◆ **Description of the task**
The complete listing goes into the output exactly, without its pictures.

◆ **Source data**
▼
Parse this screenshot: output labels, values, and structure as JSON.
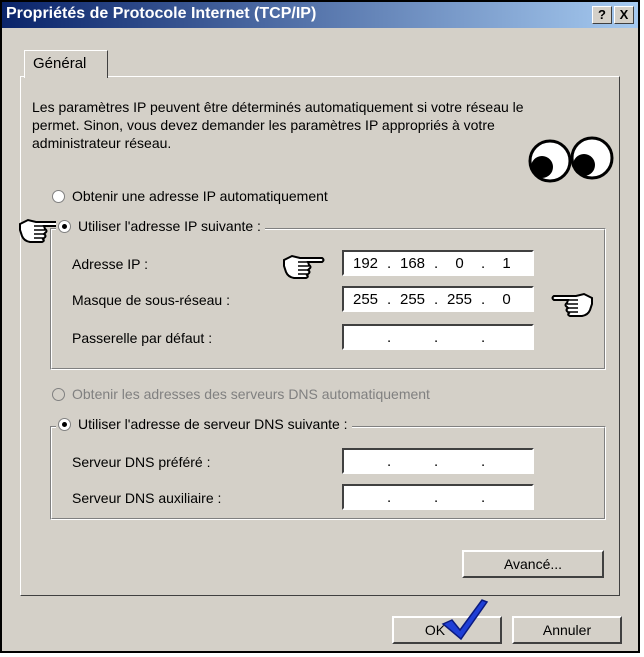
{
  "window": {
    "title": "Propriétés de Protocole Internet (TCP/IP)",
    "help_button": "?",
    "close_button": "X"
  },
  "tab": {
    "label": "Général"
  },
  "description": "Les paramètres IP peuvent être déterminés automatiquement si votre réseau le permet. Sinon, vous devez demander les paramètres IP appropriés à votre administrateur réseau.",
  "ip_options": {
    "auto_label": "Obtenir une adresse IP automatiquement",
    "manual_label": "Utiliser l'adresse IP suivante :",
    "selected": "manual"
  },
  "ip_fields": [
    {
      "label": "Adresse IP :",
      "octets": [
        "192",
        "168",
        "0",
        "1"
      ]
    },
    {
      "label": "Masque de sous-réseau :",
      "octets": [
        "255",
        "255",
        "255",
        "0"
      ]
    },
    {
      "label": "Passerelle par défaut :",
      "octets": [
        "",
        "",
        "",
        ""
      ]
    }
  ],
  "dns_options": {
    "auto_label": "Obtenir les adresses des serveurs DNS automatiquement",
    "auto_enabled": false,
    "manual_label": "Utiliser l'adresse de serveur DNS suivante :",
    "selected": "manual"
  },
  "dns_fields": [
    {
      "label": "Serveur DNS préféré :",
      "octets": [
        "",
        "",
        "",
        ""
      ]
    },
    {
      "label": "Serveur DNS auxiliaire :",
      "octets": [
        "",
        "",
        "",
        ""
      ]
    }
  ],
  "buttons": {
    "advanced": "Avancé...",
    "ok": "OK",
    "cancel": "Annuler"
  },
  "annotations": {
    "hand_icon": "pointing-hand-icon",
    "eyes_icon": "eyes-icon",
    "check_icon": "checkmark-icon",
    "check_color": "#1f3fd6"
  }
}
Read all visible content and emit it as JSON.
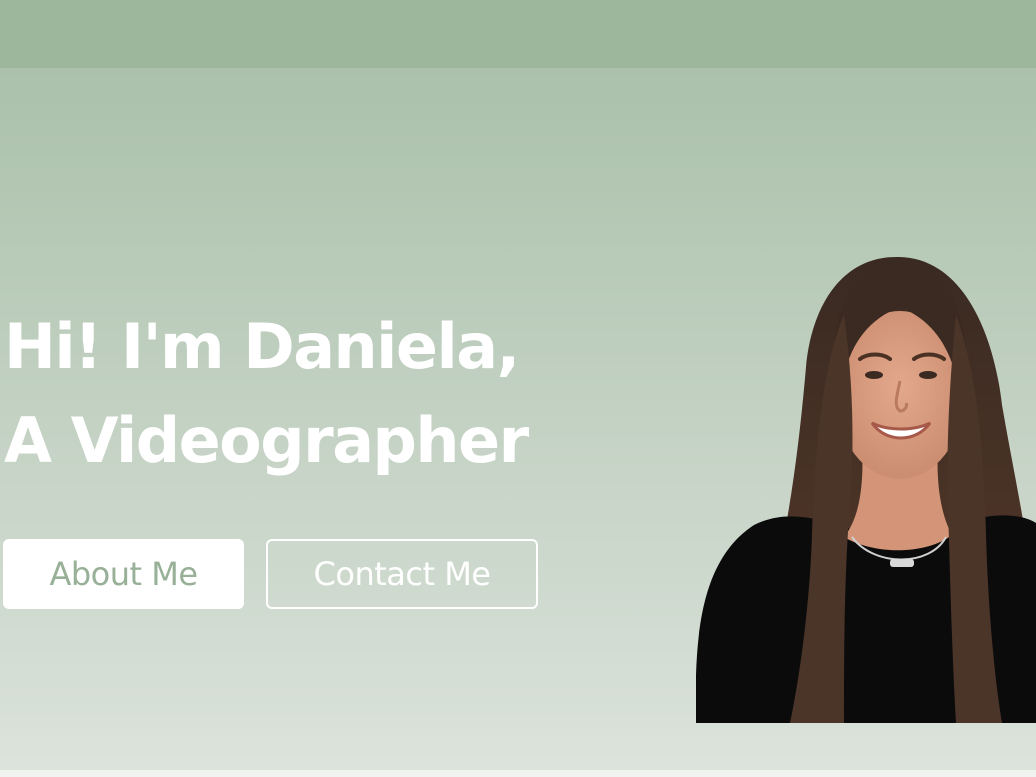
{
  "hero": {
    "title_line1": "Hi! I'm Daniela,",
    "title_line2": "A Videographer"
  },
  "buttons": {
    "about_label": "About Me",
    "contact_label": "Contact Me"
  },
  "colors": {
    "header_bar": "#9cb79c",
    "background_top": "#a7bea7",
    "background_bottom": "#dde4dd",
    "primary_text": "#ffffff",
    "about_button_text": "#97b097"
  },
  "images": {
    "portrait": "portrait-photo"
  }
}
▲
◆ **Task answer**
Parse this screenshot: output labels, values, and structure as JSON.
{
  "window": {
    "title": "Propriétés de Protocole Internet (TCP/IP)",
    "help_button": "?",
    "close_button": "X"
  },
  "tab": {
    "label": "Général"
  },
  "description": "Les paramètres IP peuvent être déterminés automatiquement si votre réseau le permet. Sinon, vous devez demander les paramètres IP appropriés à votre administrateur réseau.",
  "ip_options": {
    "auto_label": "Obtenir une adresse IP automatiquement",
    "manual_label": "Utiliser l'adresse IP suivante :",
    "selected": "manual"
  },
  "ip_fields": [
    {
      "label": "Adresse IP :",
      "octets": [
        "192",
        "168",
        "0",
        "1"
      ]
    },
    {
      "label": "Masque de sous-réseau :",
      "octets": [
        "255",
        "255",
        "255",
        "0"
      ]
    },
    {
      "label": "Passerelle par défaut :",
      "octets": [
        "",
        "",
        "",
        ""
      ]
    }
  ],
  "dns_options": {
    "auto_label": "Obtenir les adresses des serveurs DNS automatiquement",
    "auto_enabled": false,
    "manual_label": "Utiliser l'adresse de serveur DNS suivante :",
    "selected": "manual"
  },
  "dns_fields": [
    {
      "label": "Serveur DNS préféré :",
      "octets": [
        "",
        "",
        "",
        ""
      ]
    },
    {
      "label": "Serveur DNS auxiliaire :",
      "octets": [
        "",
        "",
        "",
        ""
      ]
    }
  ],
  "buttons": {
    "advanced": "Avancé...",
    "ok": "OK",
    "cancel": "Annuler"
  },
  "annotations": {
    "hand_icon": "pointing-hand-icon",
    "eyes_icon": "eyes-icon",
    "check_icon": "checkmark-icon",
    "check_color": "#1f3fd6"
  }
}
Read all visible content and emit it as JSON.
{
  "hero": {
    "title_line1": "Hi! I'm Daniela,",
    "title_line2": "A Videographer"
  },
  "buttons": {
    "about_label": "About Me",
    "contact_label": "Contact Me"
  },
  "colors": {
    "header_bar": "#9cb79c",
    "background_top": "#a7bea7",
    "background_bottom": "#dde4dd",
    "primary_text": "#ffffff",
    "about_button_text": "#97b097"
  },
  "images": {
    "portrait": "portrait-photo"
  }
}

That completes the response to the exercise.